- Page and application data records -
━━━━━━━━━━━━━━━━━━━━

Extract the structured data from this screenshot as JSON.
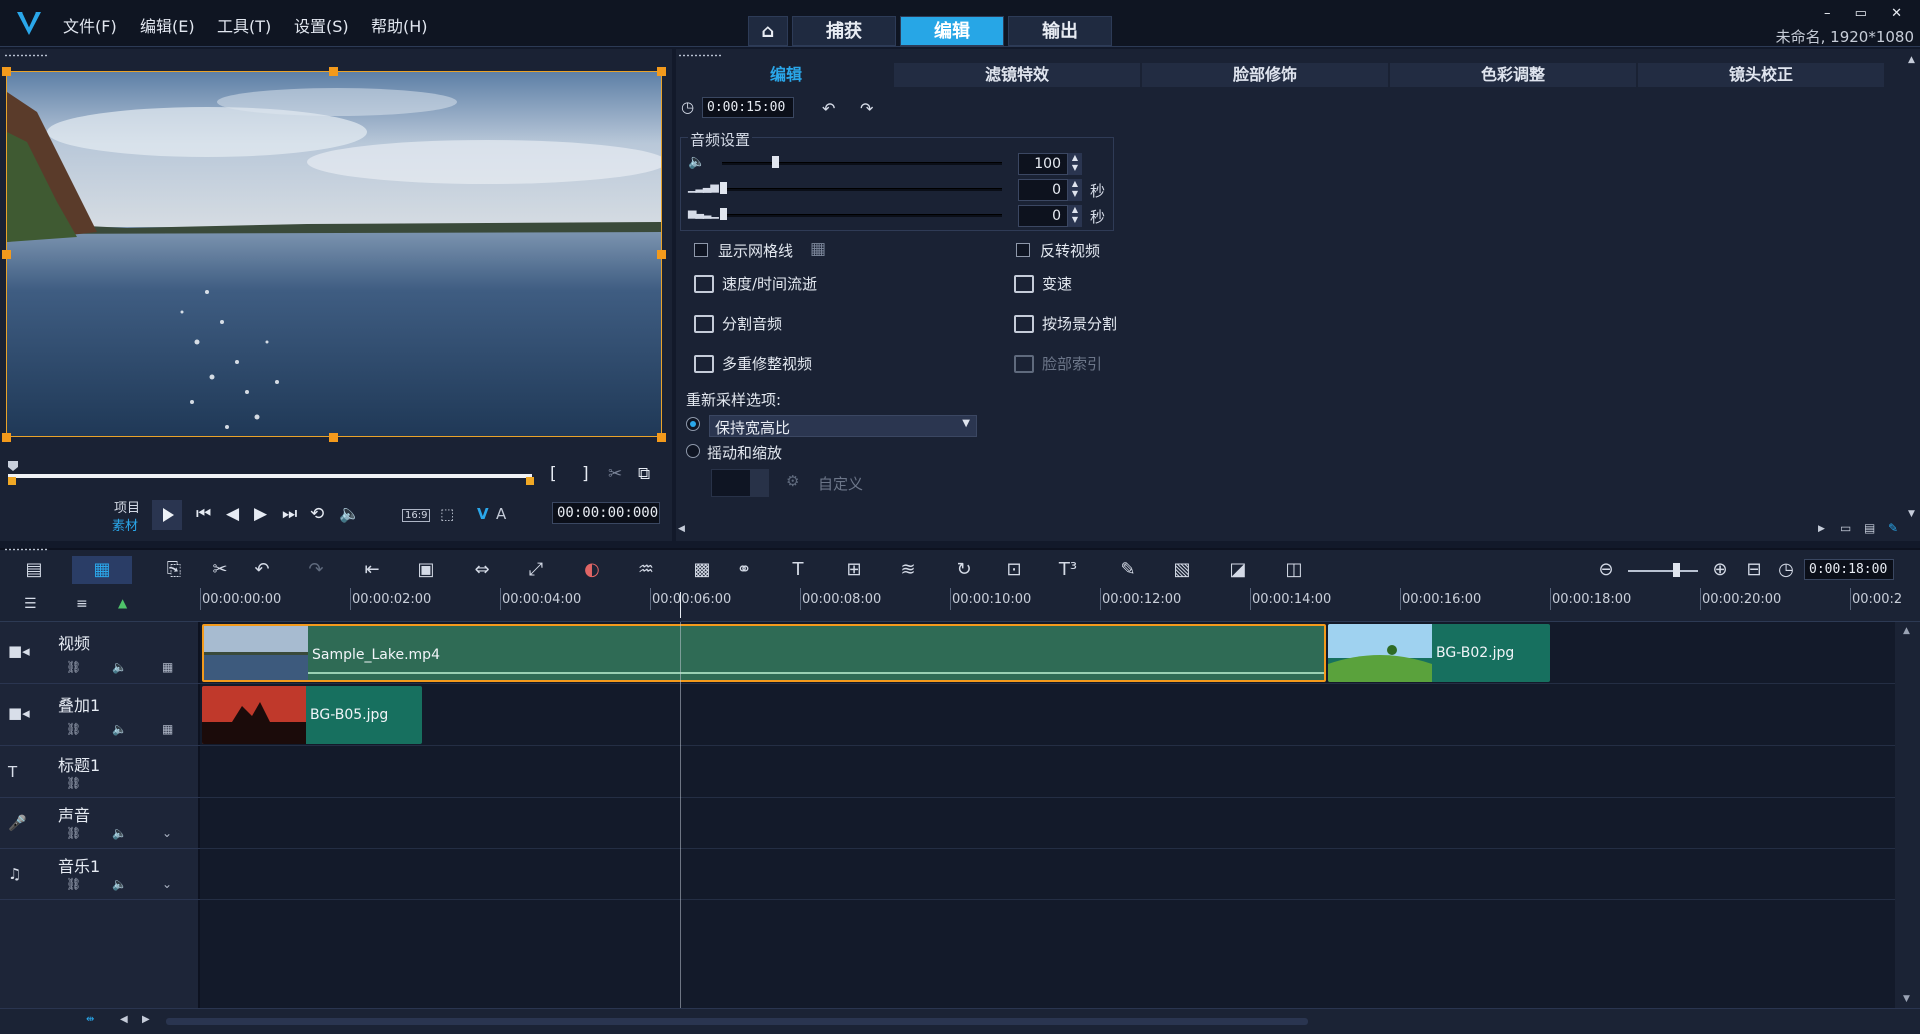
{
  "menu": [
    "文件(F)",
    "编辑(E)",
    "工具(T)",
    "设置(S)",
    "帮助(H)"
  ],
  "mode_tabs": {
    "home": "⌂",
    "capture": "捕获",
    "edit": "编辑",
    "output": "输出"
  },
  "project_info": "未命名, 1920*1080",
  "window_controls": "– ▭ ✕",
  "preview": {
    "project_label": "项目",
    "clip_label": "素材",
    "timecode": "00:00:00:000",
    "aspect": "16:9",
    "v_label": "V",
    "a_label": "A",
    "mark_in": "[",
    "mark_out": "]"
  },
  "options": {
    "tabs": [
      "编辑",
      "滤镜特效",
      "脸部修饰",
      "色彩调整",
      "镜头校正"
    ],
    "duration": "0:00:15:00",
    "audio_section": "音频设置",
    "volume": "100",
    "fade_in": "0",
    "fade_out": "0",
    "sec_unit": "秒",
    "show_grid": "显示网格线",
    "reverse_video": "反转视频",
    "speed_time": "速度/时间流逝",
    "variable_speed": "变速",
    "split_audio": "分割音频",
    "split_by_scene": "按场景分割",
    "multi_trim": "多重修整视频",
    "face_index": "脸部索引",
    "resample_label": "重新采样选项:",
    "keep_aspect": "保持宽高比",
    "pan_zoom": "摇动和缩放",
    "custom": "自定义"
  },
  "timeline": {
    "end_timecode": "0:00:18:00",
    "ticks": [
      "00:00:00:00",
      "00:00:02:00",
      "00:00:04:00",
      "00:00:06:00",
      "00:00:08:00",
      "00:00:10:00",
      "00:00:12:00",
      "00:00:14:00",
      "00:00:16:00",
      "00:00:18:00",
      "00:00:20:00",
      "00:00:2"
    ],
    "tracks": [
      "视频",
      "叠加1",
      "标题1",
      "声音",
      "音乐1"
    ],
    "clips": {
      "video1": "Sample_Lake.mp4",
      "video2": "BG-B02.jpg",
      "overlay1": "BG-B05.jpg"
    }
  },
  "colors": {
    "accent": "#27a6e6",
    "video_clip": "#2f6b55",
    "image_clip": "#17705f",
    "selection": "#f39a1c"
  }
}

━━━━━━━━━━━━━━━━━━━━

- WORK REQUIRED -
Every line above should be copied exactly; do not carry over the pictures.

- WRITTEN RESPONSE -
Extract the structured data from this screenshot as JSON.
{
  "menu": [
    "文件(F)",
    "编辑(E)",
    "工具(T)",
    "设置(S)",
    "帮助(H)"
  ],
  "mode_tabs": {
    "home": "⌂",
    "capture": "捕获",
    "edit": "编辑",
    "output": "输出"
  },
  "project_info": "未命名, 1920*1080",
  "window_controls": "– ▭ ✕",
  "preview": {
    "project_label": "项目",
    "clip_label": "素材",
    "timecode": "00:00:00:000",
    "aspect": "16:9",
    "v_label": "V",
    "a_label": "A",
    "mark_in": "[",
    "mark_out": "]"
  },
  "options": {
    "tabs": [
      "编辑",
      "滤镜特效",
      "脸部修饰",
      "色彩调整",
      "镜头校正"
    ],
    "duration": "0:00:15:00",
    "audio_section": "音频设置",
    "volume": "100",
    "fade_in": "0",
    "fade_out": "0",
    "sec_unit": "秒",
    "show_grid": "显示网格线",
    "reverse_video": "反转视频",
    "speed_time": "速度/时间流逝",
    "variable_speed": "变速",
    "split_audio": "分割音频",
    "split_by_scene": "按场景分割",
    "multi_trim": "多重修整视频",
    "face_index": "脸部索引",
    "resample_label": "重新采样选项:",
    "keep_aspect": "保持宽高比",
    "pan_zoom": "摇动和缩放",
    "custom": "自定义"
  },
  "timeline": {
    "end_timecode": "0:00:18:00",
    "ticks": [
      "00:00:00:00",
      "00:00:02:00",
      "00:00:04:00",
      "00:00:06:00",
      "00:00:08:00",
      "00:00:10:00",
      "00:00:12:00",
      "00:00:14:00",
      "00:00:16:00",
      "00:00:18:00",
      "00:00:20:00",
      "00:00:2"
    ],
    "tracks": [
      "视频",
      "叠加1",
      "标题1",
      "声音",
      "音乐1"
    ],
    "clips": {
      "video1": "Sample_Lake.mp4",
      "video2": "BG-B02.jpg",
      "overlay1": "BG-B05.jpg"
    }
  },
  "colors": {
    "accent": "#27a6e6",
    "video_clip": "#2f6b55",
    "image_clip": "#17705f",
    "selection": "#f39a1c"
  }
}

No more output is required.